Dataset excerpts

┏━━

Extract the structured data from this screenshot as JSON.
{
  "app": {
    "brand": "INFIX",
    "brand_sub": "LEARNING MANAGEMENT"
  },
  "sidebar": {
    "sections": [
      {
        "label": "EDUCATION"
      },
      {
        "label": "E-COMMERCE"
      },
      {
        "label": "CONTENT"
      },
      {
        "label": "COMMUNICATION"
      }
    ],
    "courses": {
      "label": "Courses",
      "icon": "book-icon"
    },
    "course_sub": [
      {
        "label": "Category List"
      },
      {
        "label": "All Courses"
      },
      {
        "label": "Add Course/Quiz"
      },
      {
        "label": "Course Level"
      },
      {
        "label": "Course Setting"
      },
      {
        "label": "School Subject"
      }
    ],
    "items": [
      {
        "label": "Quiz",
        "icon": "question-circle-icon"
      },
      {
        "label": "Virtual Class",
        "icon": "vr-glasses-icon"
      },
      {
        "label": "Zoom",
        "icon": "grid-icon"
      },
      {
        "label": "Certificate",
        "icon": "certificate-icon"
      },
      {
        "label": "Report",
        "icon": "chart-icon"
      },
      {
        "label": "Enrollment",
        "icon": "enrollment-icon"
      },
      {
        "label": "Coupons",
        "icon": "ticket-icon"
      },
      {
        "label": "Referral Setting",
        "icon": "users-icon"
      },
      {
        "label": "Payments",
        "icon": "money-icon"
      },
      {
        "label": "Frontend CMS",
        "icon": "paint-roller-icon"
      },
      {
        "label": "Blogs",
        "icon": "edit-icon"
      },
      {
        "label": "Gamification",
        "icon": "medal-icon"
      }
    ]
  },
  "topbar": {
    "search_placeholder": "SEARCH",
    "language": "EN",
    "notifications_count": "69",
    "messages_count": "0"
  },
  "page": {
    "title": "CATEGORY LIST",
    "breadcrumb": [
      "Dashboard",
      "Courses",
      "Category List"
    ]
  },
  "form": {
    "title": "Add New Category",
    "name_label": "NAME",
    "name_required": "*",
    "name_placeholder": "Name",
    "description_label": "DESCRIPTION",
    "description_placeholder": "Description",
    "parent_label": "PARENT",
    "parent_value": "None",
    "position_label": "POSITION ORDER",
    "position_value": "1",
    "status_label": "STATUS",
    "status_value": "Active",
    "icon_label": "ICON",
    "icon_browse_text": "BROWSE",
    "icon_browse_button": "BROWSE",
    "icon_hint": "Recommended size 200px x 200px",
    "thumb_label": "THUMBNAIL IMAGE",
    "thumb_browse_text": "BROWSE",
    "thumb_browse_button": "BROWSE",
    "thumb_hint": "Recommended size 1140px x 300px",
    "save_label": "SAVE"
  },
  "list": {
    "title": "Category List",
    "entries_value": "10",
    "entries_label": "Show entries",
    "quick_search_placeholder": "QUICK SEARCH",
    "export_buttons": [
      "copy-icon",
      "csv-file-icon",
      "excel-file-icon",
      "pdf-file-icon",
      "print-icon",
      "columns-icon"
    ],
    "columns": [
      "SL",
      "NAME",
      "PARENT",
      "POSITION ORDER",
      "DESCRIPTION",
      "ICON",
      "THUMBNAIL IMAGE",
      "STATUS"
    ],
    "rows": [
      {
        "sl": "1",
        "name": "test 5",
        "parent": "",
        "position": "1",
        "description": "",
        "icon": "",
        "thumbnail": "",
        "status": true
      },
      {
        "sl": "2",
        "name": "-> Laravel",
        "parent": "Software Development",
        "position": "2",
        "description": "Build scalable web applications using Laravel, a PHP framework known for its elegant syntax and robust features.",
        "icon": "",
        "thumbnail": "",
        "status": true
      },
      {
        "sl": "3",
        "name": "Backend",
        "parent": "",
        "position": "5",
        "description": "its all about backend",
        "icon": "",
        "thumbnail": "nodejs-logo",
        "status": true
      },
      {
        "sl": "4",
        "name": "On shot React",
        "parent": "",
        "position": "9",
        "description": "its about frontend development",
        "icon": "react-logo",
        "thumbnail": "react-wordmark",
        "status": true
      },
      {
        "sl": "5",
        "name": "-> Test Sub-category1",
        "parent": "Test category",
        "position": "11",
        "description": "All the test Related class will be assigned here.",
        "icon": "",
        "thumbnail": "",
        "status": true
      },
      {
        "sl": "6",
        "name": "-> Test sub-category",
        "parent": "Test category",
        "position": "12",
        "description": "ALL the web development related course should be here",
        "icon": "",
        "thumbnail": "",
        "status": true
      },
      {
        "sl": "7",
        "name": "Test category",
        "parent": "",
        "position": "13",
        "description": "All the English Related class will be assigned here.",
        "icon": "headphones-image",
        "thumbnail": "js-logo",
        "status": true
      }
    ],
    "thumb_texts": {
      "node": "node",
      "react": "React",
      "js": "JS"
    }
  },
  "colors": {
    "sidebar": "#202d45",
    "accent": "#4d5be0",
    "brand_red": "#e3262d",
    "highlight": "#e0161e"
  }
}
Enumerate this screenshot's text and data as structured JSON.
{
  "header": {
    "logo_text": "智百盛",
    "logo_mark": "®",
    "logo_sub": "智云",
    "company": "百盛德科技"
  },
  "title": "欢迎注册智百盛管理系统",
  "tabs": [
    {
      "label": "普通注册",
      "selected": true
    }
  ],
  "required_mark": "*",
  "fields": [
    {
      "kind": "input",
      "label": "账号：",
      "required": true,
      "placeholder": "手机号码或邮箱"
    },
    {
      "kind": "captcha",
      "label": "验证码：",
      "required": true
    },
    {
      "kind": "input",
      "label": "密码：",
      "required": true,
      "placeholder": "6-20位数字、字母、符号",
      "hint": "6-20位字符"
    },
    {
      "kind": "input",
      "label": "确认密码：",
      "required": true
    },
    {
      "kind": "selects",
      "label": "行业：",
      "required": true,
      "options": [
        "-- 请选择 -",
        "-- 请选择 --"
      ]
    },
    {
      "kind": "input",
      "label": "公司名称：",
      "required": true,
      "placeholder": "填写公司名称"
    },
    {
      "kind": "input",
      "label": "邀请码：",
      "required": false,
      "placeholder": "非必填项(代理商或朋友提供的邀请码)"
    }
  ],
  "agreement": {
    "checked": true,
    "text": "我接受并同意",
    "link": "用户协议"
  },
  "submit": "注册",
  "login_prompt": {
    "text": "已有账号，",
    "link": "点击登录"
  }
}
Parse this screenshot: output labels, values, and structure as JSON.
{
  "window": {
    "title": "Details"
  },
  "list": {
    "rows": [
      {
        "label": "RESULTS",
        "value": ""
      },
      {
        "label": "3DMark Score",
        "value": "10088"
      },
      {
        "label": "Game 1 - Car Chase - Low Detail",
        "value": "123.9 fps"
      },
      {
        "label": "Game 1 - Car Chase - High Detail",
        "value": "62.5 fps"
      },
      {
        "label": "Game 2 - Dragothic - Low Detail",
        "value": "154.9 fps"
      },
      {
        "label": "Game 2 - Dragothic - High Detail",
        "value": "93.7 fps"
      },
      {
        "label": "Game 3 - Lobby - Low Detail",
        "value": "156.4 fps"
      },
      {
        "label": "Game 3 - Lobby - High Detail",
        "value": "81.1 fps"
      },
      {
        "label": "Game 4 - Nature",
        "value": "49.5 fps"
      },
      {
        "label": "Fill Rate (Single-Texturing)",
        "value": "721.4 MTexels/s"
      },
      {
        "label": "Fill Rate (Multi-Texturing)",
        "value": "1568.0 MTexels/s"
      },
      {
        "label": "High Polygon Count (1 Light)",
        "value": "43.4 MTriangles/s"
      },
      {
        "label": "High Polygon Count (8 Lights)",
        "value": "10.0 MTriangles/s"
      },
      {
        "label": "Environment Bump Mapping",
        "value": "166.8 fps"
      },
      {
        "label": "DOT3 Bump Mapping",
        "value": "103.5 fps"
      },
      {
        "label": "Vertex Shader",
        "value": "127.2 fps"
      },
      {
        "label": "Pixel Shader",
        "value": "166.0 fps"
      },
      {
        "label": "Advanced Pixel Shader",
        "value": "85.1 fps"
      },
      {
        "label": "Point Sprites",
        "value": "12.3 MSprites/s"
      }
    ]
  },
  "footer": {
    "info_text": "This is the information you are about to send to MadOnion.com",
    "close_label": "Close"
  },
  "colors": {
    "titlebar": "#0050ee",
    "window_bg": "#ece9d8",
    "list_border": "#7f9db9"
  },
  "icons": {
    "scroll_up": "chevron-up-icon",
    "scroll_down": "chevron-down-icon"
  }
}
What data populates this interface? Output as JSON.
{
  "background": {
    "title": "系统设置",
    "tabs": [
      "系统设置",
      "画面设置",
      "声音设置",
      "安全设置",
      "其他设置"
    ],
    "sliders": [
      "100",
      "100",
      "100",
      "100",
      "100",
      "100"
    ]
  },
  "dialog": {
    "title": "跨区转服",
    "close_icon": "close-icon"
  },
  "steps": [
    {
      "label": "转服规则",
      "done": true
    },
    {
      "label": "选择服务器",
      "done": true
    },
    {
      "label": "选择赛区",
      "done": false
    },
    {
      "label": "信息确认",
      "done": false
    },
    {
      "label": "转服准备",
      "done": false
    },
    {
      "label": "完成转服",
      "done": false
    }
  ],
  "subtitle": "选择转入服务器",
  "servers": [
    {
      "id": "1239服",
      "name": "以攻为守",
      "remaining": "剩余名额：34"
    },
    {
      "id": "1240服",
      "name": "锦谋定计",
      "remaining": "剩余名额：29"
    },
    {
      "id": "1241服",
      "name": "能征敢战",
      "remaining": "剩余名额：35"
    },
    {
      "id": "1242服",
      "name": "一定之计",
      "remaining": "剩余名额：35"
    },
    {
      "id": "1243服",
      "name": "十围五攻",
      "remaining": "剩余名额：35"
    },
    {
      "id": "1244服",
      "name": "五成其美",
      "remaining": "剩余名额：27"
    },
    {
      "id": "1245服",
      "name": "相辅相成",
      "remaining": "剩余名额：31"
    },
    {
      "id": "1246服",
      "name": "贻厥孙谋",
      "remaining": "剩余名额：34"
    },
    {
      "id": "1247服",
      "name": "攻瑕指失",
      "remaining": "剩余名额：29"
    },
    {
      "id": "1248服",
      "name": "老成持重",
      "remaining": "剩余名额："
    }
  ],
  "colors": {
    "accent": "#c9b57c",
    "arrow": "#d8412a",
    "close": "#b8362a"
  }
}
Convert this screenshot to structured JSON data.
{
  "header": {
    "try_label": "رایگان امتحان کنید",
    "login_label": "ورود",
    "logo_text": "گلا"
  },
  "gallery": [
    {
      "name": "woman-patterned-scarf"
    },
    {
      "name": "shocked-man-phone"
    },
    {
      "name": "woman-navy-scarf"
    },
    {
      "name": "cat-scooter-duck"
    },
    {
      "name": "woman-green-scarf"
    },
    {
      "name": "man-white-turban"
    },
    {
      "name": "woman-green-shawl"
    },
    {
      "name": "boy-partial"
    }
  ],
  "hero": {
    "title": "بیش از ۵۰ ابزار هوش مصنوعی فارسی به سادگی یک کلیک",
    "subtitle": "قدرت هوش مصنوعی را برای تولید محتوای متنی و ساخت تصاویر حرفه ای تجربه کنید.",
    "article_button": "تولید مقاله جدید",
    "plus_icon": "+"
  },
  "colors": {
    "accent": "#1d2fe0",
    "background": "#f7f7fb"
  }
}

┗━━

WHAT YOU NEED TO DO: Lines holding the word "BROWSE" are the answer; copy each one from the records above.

SOLUTION TO THE EXERCISE:
    "icon_browse_text": "BROWSE",
    "icon_browse_button": "BROWSE",
    "thumb_browse_text": "BROWSE",
    "thumb_browse_button": "BROWSE",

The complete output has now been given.